There is no doubt that Robert Edwards advanced a new era in the area of human reproduction but to award him a prize for this development without considering the considerable negative side-effects is unfortunate. The Nobel Committee either ignored or forgot the controversial and unethical side effects of IVF such as marketing of immature egg cells, freezers full of frozen embryos waiting to be adopted or serve as science experiments for immoral medical research. As Monsignor Ignacio Carrasco de Paula, head of the Pontifical Academy of Life, noted in his comments on the notorious selection of Edwards, “the extraction and trade of human eggs and the number of frozen embryos that end up being abandoned or left to die all represent a problem for which the newly awarded Nobel winner is responsible.”
The church has long taught that IVF is immoral because it separates procreation from the conjugal act in marriage and because the unused embryos that result from IVF are so often discarded and thus violate the teaching that the human person is to be respected and treated as a person from the moment of conception. While IVF has brought joy and happiness to many couples who have used it to conceive children, the cost to human dignity is too great. The use of IVF has resulted, according to the International Federation of Catholic Medical Associations, in “a culture where human embryos are regarded as commodities rather than the precious individuals they are.”

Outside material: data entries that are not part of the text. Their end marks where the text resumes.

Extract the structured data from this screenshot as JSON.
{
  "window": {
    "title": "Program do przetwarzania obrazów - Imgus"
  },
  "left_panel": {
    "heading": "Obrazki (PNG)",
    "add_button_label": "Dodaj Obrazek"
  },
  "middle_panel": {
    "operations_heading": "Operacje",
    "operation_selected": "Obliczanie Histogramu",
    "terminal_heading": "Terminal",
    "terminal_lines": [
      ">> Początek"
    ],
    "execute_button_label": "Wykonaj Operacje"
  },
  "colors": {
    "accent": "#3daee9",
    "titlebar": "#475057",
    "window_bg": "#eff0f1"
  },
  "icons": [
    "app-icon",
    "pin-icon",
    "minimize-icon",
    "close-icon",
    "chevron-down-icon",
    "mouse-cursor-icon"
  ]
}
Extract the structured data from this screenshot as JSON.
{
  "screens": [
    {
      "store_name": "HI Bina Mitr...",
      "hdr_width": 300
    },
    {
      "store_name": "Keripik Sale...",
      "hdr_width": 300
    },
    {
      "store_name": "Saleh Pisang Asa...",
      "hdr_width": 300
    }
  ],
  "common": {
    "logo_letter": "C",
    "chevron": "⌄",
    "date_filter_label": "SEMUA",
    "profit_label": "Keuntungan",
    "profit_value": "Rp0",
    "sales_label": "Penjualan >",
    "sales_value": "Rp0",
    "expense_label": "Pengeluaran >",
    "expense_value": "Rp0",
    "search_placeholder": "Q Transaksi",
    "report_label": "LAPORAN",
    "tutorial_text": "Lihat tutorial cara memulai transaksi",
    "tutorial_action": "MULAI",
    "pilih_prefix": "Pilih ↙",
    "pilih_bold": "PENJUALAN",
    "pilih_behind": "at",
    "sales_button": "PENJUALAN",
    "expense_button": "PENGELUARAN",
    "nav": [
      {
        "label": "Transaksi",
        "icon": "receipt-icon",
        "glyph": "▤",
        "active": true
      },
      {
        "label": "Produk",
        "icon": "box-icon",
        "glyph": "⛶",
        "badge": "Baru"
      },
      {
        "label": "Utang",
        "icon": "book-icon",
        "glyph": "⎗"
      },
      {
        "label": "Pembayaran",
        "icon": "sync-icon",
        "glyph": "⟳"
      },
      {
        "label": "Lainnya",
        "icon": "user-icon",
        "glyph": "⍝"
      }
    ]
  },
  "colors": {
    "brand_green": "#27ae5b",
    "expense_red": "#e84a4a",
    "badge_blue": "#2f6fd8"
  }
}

The awarding of a Nobel Prize is usually an occasion of great joy and pride in highlighting the significant achievements and contributions of individuals to our world through literature, science, arts, medicine and politics. However, what should be an occasion of joy has become an occasion for great consternation and dismay due to the controversial and immoral results of this new medical development created by Robert Edwards. Yes, Dr. Edwards opened a door to a brave new world in medicine but in doing so he also opened a door for a medicine that has led directly to attacks upon the respect for human life and human dignity that is due every human being made in God’s image and likeness. Clearly such a dubious distinction should not be a highlight to be praised but rather a low point to be passionately condemned if ever we are to truly build up the culture of life and a civilization of love in our world.